Drop the images; return everything else in the listing below exactly.

#### DATA SECTION ####

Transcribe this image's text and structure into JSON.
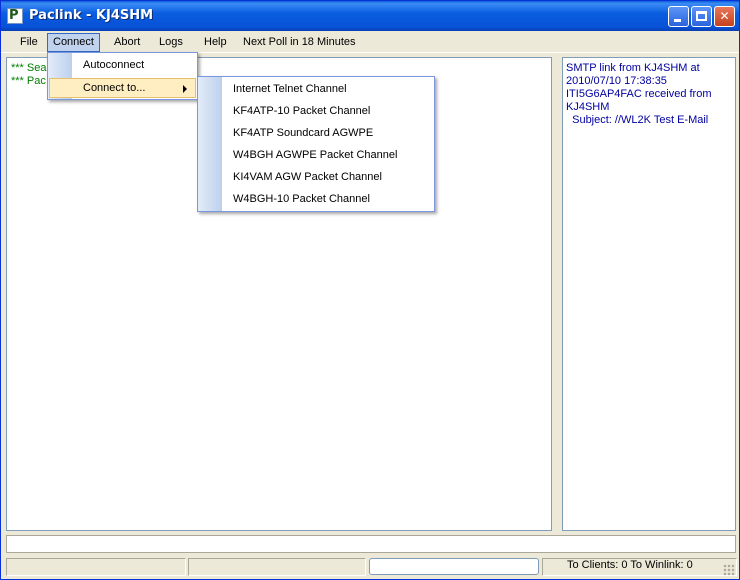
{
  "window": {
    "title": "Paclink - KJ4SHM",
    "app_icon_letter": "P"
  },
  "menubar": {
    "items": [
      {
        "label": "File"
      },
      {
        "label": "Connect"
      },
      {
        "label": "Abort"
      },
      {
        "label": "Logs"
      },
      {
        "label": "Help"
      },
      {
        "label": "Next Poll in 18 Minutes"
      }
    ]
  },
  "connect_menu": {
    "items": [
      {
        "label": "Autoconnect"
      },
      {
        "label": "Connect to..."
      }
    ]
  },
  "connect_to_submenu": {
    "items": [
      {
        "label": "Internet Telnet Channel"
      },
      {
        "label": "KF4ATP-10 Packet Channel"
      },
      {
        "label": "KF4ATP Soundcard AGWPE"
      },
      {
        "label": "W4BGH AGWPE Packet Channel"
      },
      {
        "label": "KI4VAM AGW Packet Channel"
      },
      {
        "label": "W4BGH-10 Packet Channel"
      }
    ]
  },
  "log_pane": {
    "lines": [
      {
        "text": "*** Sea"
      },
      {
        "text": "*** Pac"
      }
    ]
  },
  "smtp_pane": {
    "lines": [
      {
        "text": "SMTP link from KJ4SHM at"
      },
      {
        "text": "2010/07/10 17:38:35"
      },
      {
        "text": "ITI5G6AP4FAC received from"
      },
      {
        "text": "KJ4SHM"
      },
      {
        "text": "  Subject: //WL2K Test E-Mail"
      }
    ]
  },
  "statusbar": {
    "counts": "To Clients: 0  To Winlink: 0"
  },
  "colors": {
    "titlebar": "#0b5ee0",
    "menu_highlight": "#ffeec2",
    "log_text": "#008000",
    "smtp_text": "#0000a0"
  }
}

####

#### EXERCISE SOLUTION
Transcribe this image's text and structure into JSON.
{
  "window": {
    "title": "Paclink - KJ4SHM",
    "app_icon_letter": "P"
  },
  "menubar": {
    "items": [
      {
        "label": "File"
      },
      {
        "label": "Connect"
      },
      {
        "label": "Abort"
      },
      {
        "label": "Logs"
      },
      {
        "label": "Help"
      },
      {
        "label": "Next Poll in 18 Minutes"
      }
    ]
  },
  "connect_menu": {
    "items": [
      {
        "label": "Autoconnect"
      },
      {
        "label": "Connect to..."
      }
    ]
  },
  "connect_to_submenu": {
    "items": [
      {
        "label": "Internet Telnet Channel"
      },
      {
        "label": "KF4ATP-10 Packet Channel"
      },
      {
        "label": "KF4ATP Soundcard AGWPE"
      },
      {
        "label": "W4BGH AGWPE Packet Channel"
      },
      {
        "label": "KI4VAM AGW Packet Channel"
      },
      {
        "label": "W4BGH-10 Packet Channel"
      }
    ]
  },
  "log_pane": {
    "lines": [
      {
        "text": "*** Sea"
      },
      {
        "text": "*** Pac"
      }
    ]
  },
  "smtp_pane": {
    "lines": [
      {
        "text": "SMTP link from KJ4SHM at"
      },
      {
        "text": "2010/07/10 17:38:35"
      },
      {
        "text": "ITI5G6AP4FAC received from"
      },
      {
        "text": "KJ4SHM"
      },
      {
        "text": "  Subject: //WL2K Test E-Mail"
      }
    ]
  },
  "statusbar": {
    "counts": "To Clients: 0  To Winlink: 0"
  },
  "colors": {
    "titlebar": "#0b5ee0",
    "menu_highlight": "#ffeec2",
    "log_text": "#008000",
    "smtp_text": "#0000a0"
  }
}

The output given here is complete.